* **What this task involves**
Each entry below needs to be retyped exactly as given.

* **Input material**

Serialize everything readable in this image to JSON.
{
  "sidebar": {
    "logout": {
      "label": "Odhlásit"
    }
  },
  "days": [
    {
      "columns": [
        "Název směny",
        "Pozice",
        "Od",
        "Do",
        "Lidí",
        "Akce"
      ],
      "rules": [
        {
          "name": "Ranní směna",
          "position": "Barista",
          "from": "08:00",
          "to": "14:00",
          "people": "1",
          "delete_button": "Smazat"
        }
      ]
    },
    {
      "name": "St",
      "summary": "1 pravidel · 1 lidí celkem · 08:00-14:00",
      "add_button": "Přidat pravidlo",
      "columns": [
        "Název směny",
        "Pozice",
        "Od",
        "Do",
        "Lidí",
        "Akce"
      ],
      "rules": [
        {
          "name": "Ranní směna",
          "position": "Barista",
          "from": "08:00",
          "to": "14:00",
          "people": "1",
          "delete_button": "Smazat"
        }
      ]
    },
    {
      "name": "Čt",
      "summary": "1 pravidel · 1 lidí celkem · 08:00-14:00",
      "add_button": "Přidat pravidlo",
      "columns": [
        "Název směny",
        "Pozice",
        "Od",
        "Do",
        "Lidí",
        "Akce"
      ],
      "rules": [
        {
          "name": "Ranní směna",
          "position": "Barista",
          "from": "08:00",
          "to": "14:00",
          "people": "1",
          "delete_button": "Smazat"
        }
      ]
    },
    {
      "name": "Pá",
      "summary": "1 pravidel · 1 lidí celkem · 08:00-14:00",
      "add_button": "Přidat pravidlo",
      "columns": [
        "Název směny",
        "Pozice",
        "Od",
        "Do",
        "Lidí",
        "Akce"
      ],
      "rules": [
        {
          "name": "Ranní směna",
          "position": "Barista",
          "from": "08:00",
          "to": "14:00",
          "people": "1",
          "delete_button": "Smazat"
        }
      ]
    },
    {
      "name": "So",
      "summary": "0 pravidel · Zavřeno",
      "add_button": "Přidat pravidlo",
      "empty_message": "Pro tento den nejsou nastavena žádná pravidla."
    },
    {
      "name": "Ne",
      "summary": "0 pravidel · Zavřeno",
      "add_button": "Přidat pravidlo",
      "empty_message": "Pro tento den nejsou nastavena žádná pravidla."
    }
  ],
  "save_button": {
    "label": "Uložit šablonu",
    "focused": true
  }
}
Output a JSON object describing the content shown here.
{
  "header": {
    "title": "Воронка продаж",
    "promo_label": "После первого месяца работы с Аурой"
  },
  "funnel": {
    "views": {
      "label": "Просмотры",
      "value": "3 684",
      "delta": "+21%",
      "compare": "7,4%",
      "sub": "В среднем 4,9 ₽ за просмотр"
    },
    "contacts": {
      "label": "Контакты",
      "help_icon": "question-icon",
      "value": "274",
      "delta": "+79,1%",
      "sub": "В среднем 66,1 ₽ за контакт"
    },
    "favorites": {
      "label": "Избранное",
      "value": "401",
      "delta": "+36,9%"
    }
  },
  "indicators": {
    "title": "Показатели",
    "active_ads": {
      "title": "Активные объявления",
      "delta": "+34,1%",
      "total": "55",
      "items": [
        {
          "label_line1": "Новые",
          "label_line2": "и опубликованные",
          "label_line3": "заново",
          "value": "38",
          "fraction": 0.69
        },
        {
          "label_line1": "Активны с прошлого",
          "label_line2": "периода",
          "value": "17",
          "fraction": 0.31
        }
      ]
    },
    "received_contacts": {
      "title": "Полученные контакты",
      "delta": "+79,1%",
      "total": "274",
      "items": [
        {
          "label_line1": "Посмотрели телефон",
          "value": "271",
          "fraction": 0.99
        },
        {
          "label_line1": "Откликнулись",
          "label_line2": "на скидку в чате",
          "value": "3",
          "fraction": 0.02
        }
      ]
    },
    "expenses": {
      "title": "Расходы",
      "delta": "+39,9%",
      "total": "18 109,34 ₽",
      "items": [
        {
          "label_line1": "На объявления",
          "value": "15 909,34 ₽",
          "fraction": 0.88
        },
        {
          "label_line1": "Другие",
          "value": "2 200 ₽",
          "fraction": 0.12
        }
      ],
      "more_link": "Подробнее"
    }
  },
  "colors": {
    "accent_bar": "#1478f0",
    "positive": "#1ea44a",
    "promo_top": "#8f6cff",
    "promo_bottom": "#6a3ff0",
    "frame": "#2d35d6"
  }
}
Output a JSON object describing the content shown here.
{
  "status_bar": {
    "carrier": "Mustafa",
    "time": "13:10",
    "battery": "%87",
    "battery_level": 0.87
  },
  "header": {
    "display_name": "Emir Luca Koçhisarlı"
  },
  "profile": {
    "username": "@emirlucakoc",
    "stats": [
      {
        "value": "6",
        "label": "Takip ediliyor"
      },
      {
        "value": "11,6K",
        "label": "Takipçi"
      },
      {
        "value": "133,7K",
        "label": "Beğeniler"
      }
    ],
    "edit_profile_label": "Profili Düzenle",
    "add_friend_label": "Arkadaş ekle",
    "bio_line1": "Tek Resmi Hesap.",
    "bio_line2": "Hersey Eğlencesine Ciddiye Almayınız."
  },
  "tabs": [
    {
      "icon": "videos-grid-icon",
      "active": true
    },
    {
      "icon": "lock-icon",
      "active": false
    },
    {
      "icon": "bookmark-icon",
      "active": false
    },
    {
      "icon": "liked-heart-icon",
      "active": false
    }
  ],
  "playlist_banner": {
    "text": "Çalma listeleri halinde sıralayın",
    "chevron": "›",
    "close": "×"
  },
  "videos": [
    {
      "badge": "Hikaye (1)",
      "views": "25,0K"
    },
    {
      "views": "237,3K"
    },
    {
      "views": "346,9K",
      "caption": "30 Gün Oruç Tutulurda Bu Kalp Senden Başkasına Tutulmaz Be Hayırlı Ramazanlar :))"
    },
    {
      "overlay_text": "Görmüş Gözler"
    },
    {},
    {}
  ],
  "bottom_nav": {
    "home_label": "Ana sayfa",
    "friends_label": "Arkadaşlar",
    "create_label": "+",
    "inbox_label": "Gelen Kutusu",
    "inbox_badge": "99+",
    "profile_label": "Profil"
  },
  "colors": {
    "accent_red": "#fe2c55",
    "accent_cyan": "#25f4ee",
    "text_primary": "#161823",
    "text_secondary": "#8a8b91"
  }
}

* **Exercise solution**
Serialize everything readable in this image to JSON.
{
  "sidebar": {
    "logout": {
      "label": "Odhlásit"
    }
  },
  "days": [
    {
      "columns": [
        "Název směny",
        "Pozice",
        "Od",
        "Do",
        "Lidí",
        "Akce"
      ],
      "rules": [
        {
          "name": "Ranní směna",
          "position": "Barista",
          "from": "08:00",
          "to": "14:00",
          "people": "1",
          "delete_button": "Smazat"
        }
      ]
    },
    {
      "name": "St",
      "summary": "1 pravidel · 1 lidí celkem · 08:00-14:00",
      "add_button": "Přidat pravidlo",
      "columns": [
        "Název směny",
        "Pozice",
        "Od",
        "Do",
        "Lidí",
        "Akce"
      ],
      "rules": [
        {
          "name": "Ranní směna",
          "position": "Barista",
          "from": "08:00",
          "to": "14:00",
          "people": "1",
          "delete_button": "Smazat"
        }
      ]
    },
    {
      "name": "Čt",
      "summary": "1 pravidel · 1 lidí celkem · 08:00-14:00",
      "add_button": "Přidat pravidlo",
      "columns": [
        "Název směny",
        "Pozice",
        "Od",
        "Do",
        "Lidí",
        "Akce"
      ],
      "rules": [
        {
          "name": "Ranní směna",
          "position": "Barista",
          "from": "08:00",
          "to": "14:00",
          "people": "1",
          "delete_button": "Smazat"
        }
      ]
    },
    {
      "name": "Pá",
      "summary": "1 pravidel · 1 lidí celkem · 08:00-14:00",
      "add_button": "Přidat pravidlo",
      "columns": [
        "Název směny",
        "Pozice",
        "Od",
        "Do",
        "Lidí",
        "Akce"
      ],
      "rules": [
        {
          "name": "Ranní směna",
          "position": "Barista",
          "from": "08:00",
          "to": "14:00",
          "people": "1",
          "delete_button": "Smazat"
        }
      ]
    },
    {
      "name": "So",
      "summary": "0 pravidel · Zavřeno",
      "add_button": "Přidat pravidlo",
      "empty_message": "Pro tento den nejsou nastavena žádná pravidla."
    },
    {
      "name": "Ne",
      "summary": "0 pravidel · Zavřeno",
      "add_button": "Přidat pravidlo",
      "empty_message": "Pro tento den nejsou nastavena žádná pravidla."
    }
  ],
  "save_button": {
    "label": "Uložit šablonu",
    "focused": true
  }
}
Output a JSON object describing the content shown here.
{
  "header": {
    "title": "Воронка продаж",
    "promo_label": "После первого месяца работы с Аурой"
  },
  "funnel": {
    "views": {
      "label": "Просмотры",
      "value": "3 684",
      "delta": "+21%",
      "compare": "7,4%",
      "sub": "В среднем 4,9 ₽ за просмотр"
    },
    "contacts": {
      "label": "Контакты",
      "help_icon": "question-icon",
      "value": "274",
      "delta": "+79,1%",
      "sub": "В среднем 66,1 ₽ за контакт"
    },
    "favorites": {
      "label": "Избранное",
      "value": "401",
      "delta": "+36,9%"
    }
  },
  "indicators": {
    "title": "Показатели",
    "active_ads": {
      "title": "Активные объявления",
      "delta": "+34,1%",
      "total": "55",
      "items": [
        {
          "label_line1": "Новые",
          "label_line2": "и опубликованные",
          "label_line3": "заново",
          "value": "38",
          "fraction": 0.69
        },
        {
          "label_line1": "Активны с прошлого",
          "label_line2": "периода",
          "value": "17",
          "fraction": 0.31
        }
      ]
    },
    "received_contacts": {
      "title": "Полученные контакты",
      "delta": "+79,1%",
      "total": "274",
      "items": [
        {
          "label_line1": "Посмотрели телефон",
          "value": "271",
          "fraction": 0.99
        },
        {
          "label_line1": "Откликнулись",
          "label_line2": "на скидку в чате",
          "value": "3",
          "fraction": 0.02
        }
      ]
    },
    "expenses": {
      "title": "Расходы",
      "delta": "+39,9%",
      "total": "18 109,34 ₽",
      "items": [
        {
          "label_line1": "На объявления",
          "value": "15 909,34 ₽",
          "fraction": 0.88
        },
        {
          "label_line1": "Другие",
          "value": "2 200 ₽",
          "fraction": 0.12
        }
      ],
      "more_link": "Подробнее"
    }
  },
  "colors": {
    "accent_bar": "#1478f0",
    "positive": "#1ea44a",
    "promo_top": "#8f6cff",
    "promo_bottom": "#6a3ff0",
    "frame": "#2d35d6"
  }
}
Output a JSON object describing the content shown here.
{
  "status_bar": {
    "carrier": "Mustafa",
    "time": "13:10",
    "battery": "%87",
    "battery_level": 0.87
  },
  "header": {
    "display_name": "Emir Luca Koçhisarlı"
  },
  "profile": {
    "username": "@emirlucakoc",
    "stats": [
      {
        "value": "6",
        "label": "Takip ediliyor"
      },
      {
        "value": "11,6K",
        "label": "Takipçi"
      },
      {
        "value": "133,7K",
        "label": "Beğeniler"
      }
    ],
    "edit_profile_label": "Profili Düzenle",
    "add_friend_label": "Arkadaş ekle",
    "bio_line1": "Tek Resmi Hesap.",
    "bio_line2": "Hersey Eğlencesine Ciddiye Almayınız."
  },
  "tabs": [
    {
      "icon": "videos-grid-icon",
      "active": true
    },
    {
      "icon": "lock-icon",
      "active": false
    },
    {
      "icon": "bookmark-icon",
      "active": false
    },
    {
      "icon": "liked-heart-icon",
      "active": false
    }
  ],
  "playlist_banner": {
    "text": "Çalma listeleri halinde sıralayın",
    "chevron": "›",
    "close": "×"
  },
  "videos": [
    {
      "badge": "Hikaye (1)",
      "views": "25,0K"
    },
    {
      "views": "237,3K"
    },
    {
      "views": "346,9K",
      "caption": "30 Gün Oruç Tutulurda Bu Kalp Senden Başkasına Tutulmaz Be Hayırlı Ramazanlar :))"
    },
    {
      "overlay_text": "Görmüş Gözler"
    },
    {},
    {}
  ],
  "bottom_nav": {
    "home_label": "Ana sayfa",
    "friends_label": "Arkadaşlar",
    "create_label": "+",
    "inbox_label": "Gelen Kutusu",
    "inbox_badge": "99+",
    "profile_label": "Profil"
  },
  "colors": {
    "accent_red": "#fe2c55",
    "accent_cyan": "#25f4ee",
    "text_primary": "#161823",
    "text_secondary": "#8a8b91"
  }
}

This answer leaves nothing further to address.